selecting a branch. It has been generalized in the studies that services marketing advertisement
is more challenging than the advertising of tangible products (Ray and Bose, 2006). Winning new
customers costs 10 times more than simply holding onto existing ones. The case should be taken
in the marketing of financial services very seriously (Farrokhtakin, Stavash, 2000). While
formulating marketing strategy, a bank should focus attention on (i) consumer sovereignty, (ii)
attitude, (iii) responsiveness and personal skills of bank staff, (iv) revitalizing the marketing
department, (v) top management support to the marketing department, (vi) participation of
marketing personnel in key bank decisions (Kumar Ashok, 1991). With the same perspective, the
prime objectives of the study are:
(i) To know about the various promotional tools of Private and Public sectors banks in
India

(ii) To make a comparative analysis of customers' perception for promotional


strategies of private and public sector banks in India

(iii) To find out the key promotional tools for banking services on the basis of
customers' responses

Research Methodology

The present study is descriptive in nature, which is based on empirical evidences in

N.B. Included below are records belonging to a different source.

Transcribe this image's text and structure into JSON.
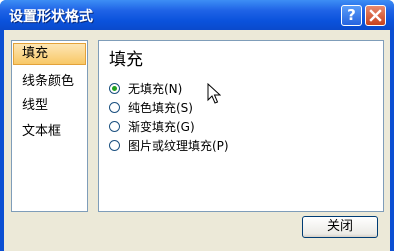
{
  "window": {
    "title": "设置形状格式"
  },
  "sidebar": {
    "items": [
      {
        "label": "填充"
      },
      {
        "label": "线条颜色"
      },
      {
        "label": "线型"
      },
      {
        "label": "文本框"
      }
    ]
  },
  "panel": {
    "heading": "填充",
    "options": [
      {
        "label": "无填充(N)",
        "checked": true
      },
      {
        "label": "纯色填充(S)",
        "checked": false
      },
      {
        "label": "渐变填充(G)",
        "checked": false
      },
      {
        "label": "图片或纹理填充(P)",
        "checked": false
      }
    ]
  },
  "footer": {
    "close_label": "关闭"
  },
  "colors": {
    "titlebar": "#0a52dc",
    "selected_bg": "#f8c867",
    "radio_dot": "#21a121"
  }
}
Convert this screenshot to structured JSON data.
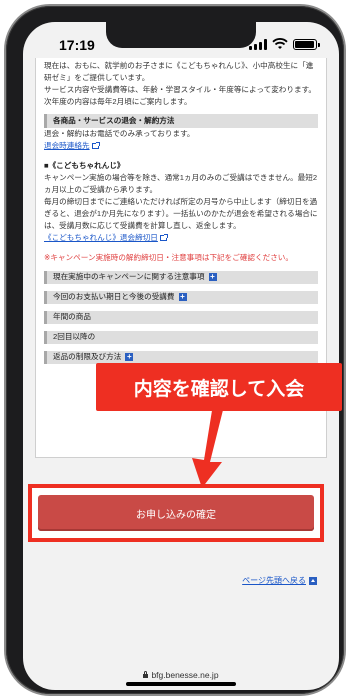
{
  "status": {
    "time": "17:19"
  },
  "content": {
    "intro1": "現在は、おもに、就学前のお子さまに《こどもちゃれんじ》、小中高校生に「進研ゼミ」をご提供しています。",
    "intro2": "サービス内容や受講費等は、年齢・学習スタイル・年度等によって変わります。次年度の内容は毎年2月頃にご案内します。",
    "cancel_heading": "各商品・サービスの退会・解約方法",
    "cancel_text": "退会・解約はお電話でのみ承っております。",
    "cancel_link": "退会時連絡先",
    "kodomo_title": "■《こどもちゃれんじ》",
    "kodomo_p1": "キャンペーン実施の場合等を除き、通常1ヵ月のみのご受講はできません。最短2ヵ月以上のご受講から承ります。",
    "kodomo_p2": "毎月の締切日までにご連絡いただければ所定の月号から中止します（締切日を過ぎると、退会が1か月先になります）。一括払いのかたが退会を希望される場合には、受講月数に応じて受講費を計算し直し、返金します。",
    "kodomo_link": "《こどもちゃれんじ》退会締切日",
    "red_note": "※キャンペーン実施時の解約締切日・注意事項は下記をご確認ください。",
    "expand_items": [
      "現在実施中のキャンペーンに関する注意事項",
      "今回のお支払い期日と今後の受講費",
      "年間の商品",
      "2回目以降の",
      "返品の制限及び方法"
    ]
  },
  "callout_text": "内容を確認して入会",
  "confirm_button": "お申し込みの確定",
  "page_top_link": "ページ先頭へ戻る",
  "url": "bfg.benesse.ne.jp",
  "colors": {
    "accent_red": "#ee2f22",
    "button_red": "#c94a46",
    "link_blue": "#1a56c8"
  }
}
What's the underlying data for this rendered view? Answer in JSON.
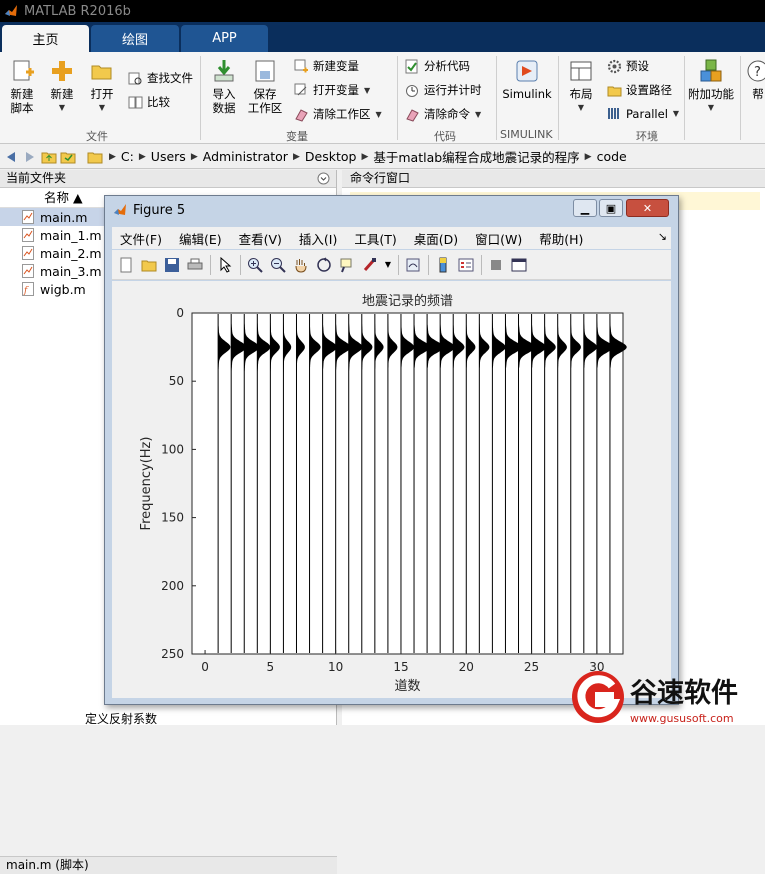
{
  "app": {
    "title": "MATLAB R2016b"
  },
  "tabs": [
    {
      "label": "主页"
    },
    {
      "label": "绘图"
    },
    {
      "label": "APP"
    }
  ],
  "ribbon": {
    "file": {
      "new_script": "新建\n脚本",
      "new": "新建",
      "open": "打开",
      "find_files": "查找文件",
      "compare": "比较",
      "group": "文件"
    },
    "variable": {
      "import": "导入\n数据",
      "save_ws": "保存\n工作区",
      "new_var": "新建变量",
      "open_var": "打开变量",
      "clear_ws": "清除工作区",
      "group": "变量"
    },
    "code": {
      "analyze": "分析代码",
      "run_time": "运行并计时",
      "clear_cmd": "清除命令",
      "group": "代码"
    },
    "simulink": {
      "label": "Simulink",
      "group": "SIMULINK"
    },
    "env": {
      "layout": "布局",
      "prefs": "预设",
      "set_path": "设置路径",
      "parallel": "Parallel",
      "group": "环境"
    },
    "addons": {
      "label": "附加功能"
    },
    "help": {
      "label": "帮"
    }
  },
  "address": {
    "crumbs": [
      "C:",
      "Users",
      "Administrator",
      "Desktop",
      "基于matlab编程合成地震记录的程序",
      "code"
    ]
  },
  "current_folder": {
    "title": "当前文件夹",
    "col_name": "名称 ▲",
    "files": [
      {
        "name": "main.m"
      },
      {
        "name": "main_1.m"
      },
      {
        "name": "main_2.m"
      },
      {
        "name": "main_3.m"
      },
      {
        "name": "wigb.m"
      }
    ],
    "detail": "main.m  (脚本)",
    "bottom_text": "定义反射系数"
  },
  "command_window": {
    "title": "命令行窗口"
  },
  "figure": {
    "title": "Figure 5",
    "menus": [
      "文件(F)",
      "编辑(E)",
      "查看(V)",
      "插入(I)",
      "工具(T)",
      "桌面(D)",
      "窗口(W)",
      "帮助(H)"
    ]
  },
  "chart_data": {
    "type": "wiggle",
    "title": "地震记录的频谱",
    "xlabel": "道数",
    "ylabel": "Frequency(Hz)",
    "xlim": [
      -1,
      32
    ],
    "ylim": [
      250,
      0
    ],
    "xticks": [
      0,
      5,
      10,
      15,
      20,
      25,
      30
    ],
    "yticks": [
      0,
      50,
      100,
      150,
      200,
      250
    ],
    "traces": [
      1,
      2,
      3,
      4,
      5,
      6,
      7,
      8,
      9,
      10,
      11,
      12,
      13,
      14,
      15,
      16,
      17,
      18,
      19,
      20,
      21,
      22,
      23,
      24,
      25,
      26,
      27,
      28,
      29,
      30,
      31
    ],
    "peak_frequency": [
      25,
      25,
      25,
      25,
      25,
      25,
      25,
      25,
      25,
      25,
      25,
      25,
      25,
      25,
      25,
      25,
      25,
      25,
      25,
      25,
      25,
      25,
      25,
      25,
      25,
      25,
      25,
      25,
      25,
      25,
      25
    ],
    "band_end_frequency": [
      60,
      58,
      56,
      54,
      52,
      50,
      48,
      46,
      45,
      44,
      43,
      42,
      41,
      40,
      40,
      40,
      40,
      40,
      40,
      40,
      40,
      40,
      40,
      40,
      40,
      40,
      40,
      40,
      40,
      40,
      40
    ],
    "peak_amplitude": [
      0.9,
      0.9,
      0.85,
      0.85,
      0.8,
      0.8,
      0.8,
      0.8,
      0.85,
      0.85,
      0.9,
      0.9,
      0.9,
      0.9,
      0.95,
      0.95,
      0.95,
      0.95,
      0.95,
      0.95,
      0.95,
      0.95,
      0.95,
      0.95,
      0.95,
      0.95,
      0.95,
      0.95,
      0.95,
      0.95,
      0.95
    ],
    "grid": false
  },
  "watermark": {
    "text": "谷速软件",
    "url": "www.gususoft.com",
    "brand_color": "#d9251d"
  }
}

the form of primary data. The data collection has been done from 300 customers
presently availing banking services. The respondents were approached with
systematic random sampling where every 3rd visitor was approached when he/she
was coming out of the bank after availing the service. The response rate was found
to be 65%. The branches of the banks have been selected out of the representative
districts of the states near to Delhi and NCR (National Capital Region) on judgment
bases for making the samples true representatives. The study includes the
customers of 10 leading banks out of which 5 are from public sector (SBI and
Associates, PNB, CBI, OBC and Bank of Baroda) and 5 from private sector (ICICI,
HDFC, AXIS, IDBI, Kotak Mahindra Bank). A structured questionnaire has been used
for collection of data comprising open and close-ended questions. Likert scale has
been used as a scaling technique in the questionnaire. Structured interviews have
been taken of 2-2 employees of the above stated banks for getting the initial
information about the promotional strategies adopted by leading private and public
sector banks in India.